> Task to complete: Each line holding the string "Bureau" is to be copied from the data.
○ ○ ○ ○ ○ ○ ○
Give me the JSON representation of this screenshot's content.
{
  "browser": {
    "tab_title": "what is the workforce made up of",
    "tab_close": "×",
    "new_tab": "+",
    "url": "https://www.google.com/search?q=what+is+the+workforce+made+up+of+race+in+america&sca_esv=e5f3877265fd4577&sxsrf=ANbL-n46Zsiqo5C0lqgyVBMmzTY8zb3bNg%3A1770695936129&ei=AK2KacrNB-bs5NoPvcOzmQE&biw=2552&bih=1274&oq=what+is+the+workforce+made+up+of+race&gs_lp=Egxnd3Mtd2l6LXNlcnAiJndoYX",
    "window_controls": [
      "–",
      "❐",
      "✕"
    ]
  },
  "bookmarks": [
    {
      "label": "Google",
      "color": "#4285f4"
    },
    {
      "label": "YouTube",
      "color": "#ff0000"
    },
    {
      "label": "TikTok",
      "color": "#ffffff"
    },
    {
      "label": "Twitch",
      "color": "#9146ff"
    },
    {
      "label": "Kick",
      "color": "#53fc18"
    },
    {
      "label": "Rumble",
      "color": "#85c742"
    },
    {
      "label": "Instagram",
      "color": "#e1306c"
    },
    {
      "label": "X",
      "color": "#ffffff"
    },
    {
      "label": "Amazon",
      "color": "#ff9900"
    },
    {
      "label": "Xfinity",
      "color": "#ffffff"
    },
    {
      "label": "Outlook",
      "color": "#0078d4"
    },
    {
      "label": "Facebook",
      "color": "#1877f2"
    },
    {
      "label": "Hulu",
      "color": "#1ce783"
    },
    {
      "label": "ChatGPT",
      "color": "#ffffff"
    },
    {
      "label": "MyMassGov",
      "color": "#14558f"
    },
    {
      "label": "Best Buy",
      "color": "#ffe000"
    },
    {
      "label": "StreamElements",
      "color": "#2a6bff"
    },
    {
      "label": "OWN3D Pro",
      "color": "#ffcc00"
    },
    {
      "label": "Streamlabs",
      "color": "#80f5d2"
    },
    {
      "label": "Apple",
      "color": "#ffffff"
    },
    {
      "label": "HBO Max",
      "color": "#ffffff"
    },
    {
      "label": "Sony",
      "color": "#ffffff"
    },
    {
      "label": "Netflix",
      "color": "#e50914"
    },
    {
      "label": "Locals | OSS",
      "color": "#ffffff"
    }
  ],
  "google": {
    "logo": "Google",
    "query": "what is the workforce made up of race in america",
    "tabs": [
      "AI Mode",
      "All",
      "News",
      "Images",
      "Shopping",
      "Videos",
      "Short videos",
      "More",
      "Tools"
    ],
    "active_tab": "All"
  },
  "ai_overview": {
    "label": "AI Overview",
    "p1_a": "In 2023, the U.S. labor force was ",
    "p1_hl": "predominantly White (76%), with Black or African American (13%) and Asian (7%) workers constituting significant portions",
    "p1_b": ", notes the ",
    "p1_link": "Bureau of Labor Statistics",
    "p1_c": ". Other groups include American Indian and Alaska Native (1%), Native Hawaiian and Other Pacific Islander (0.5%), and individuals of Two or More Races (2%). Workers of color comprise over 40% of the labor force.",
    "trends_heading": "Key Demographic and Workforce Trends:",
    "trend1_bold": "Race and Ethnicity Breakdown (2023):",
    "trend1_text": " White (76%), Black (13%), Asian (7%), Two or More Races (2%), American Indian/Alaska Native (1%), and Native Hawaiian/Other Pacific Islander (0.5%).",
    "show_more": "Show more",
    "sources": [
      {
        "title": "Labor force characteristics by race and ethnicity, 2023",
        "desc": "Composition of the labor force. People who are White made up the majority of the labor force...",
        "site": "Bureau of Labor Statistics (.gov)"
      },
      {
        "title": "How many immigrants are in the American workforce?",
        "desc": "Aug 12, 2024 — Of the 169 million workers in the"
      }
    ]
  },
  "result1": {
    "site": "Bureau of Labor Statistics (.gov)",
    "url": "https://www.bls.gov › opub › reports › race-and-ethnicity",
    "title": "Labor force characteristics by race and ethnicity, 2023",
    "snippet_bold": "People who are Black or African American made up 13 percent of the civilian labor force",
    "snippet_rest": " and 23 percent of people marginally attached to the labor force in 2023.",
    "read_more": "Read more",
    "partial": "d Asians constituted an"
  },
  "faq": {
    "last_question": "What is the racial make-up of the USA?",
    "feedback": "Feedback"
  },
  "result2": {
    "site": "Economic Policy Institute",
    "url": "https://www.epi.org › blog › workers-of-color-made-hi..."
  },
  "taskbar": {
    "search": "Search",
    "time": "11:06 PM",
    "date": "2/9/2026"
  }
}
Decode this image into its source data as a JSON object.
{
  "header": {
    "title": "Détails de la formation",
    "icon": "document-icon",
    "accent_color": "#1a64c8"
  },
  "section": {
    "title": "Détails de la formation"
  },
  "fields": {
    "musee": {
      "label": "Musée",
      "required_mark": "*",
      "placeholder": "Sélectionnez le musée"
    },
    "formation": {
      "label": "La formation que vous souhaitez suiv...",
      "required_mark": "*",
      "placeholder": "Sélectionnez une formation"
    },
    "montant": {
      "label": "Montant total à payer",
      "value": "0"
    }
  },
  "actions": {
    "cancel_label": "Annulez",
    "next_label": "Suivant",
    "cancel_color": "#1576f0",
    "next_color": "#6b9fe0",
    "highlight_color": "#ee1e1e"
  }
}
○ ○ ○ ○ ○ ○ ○
> Solution to the exercise:
    "p1_link": "Bureau of Labor Statistics",
        "site": "Bureau of Labor Statistics (.gov)"
    "site": "Bureau of Labor Statistics (.gov)",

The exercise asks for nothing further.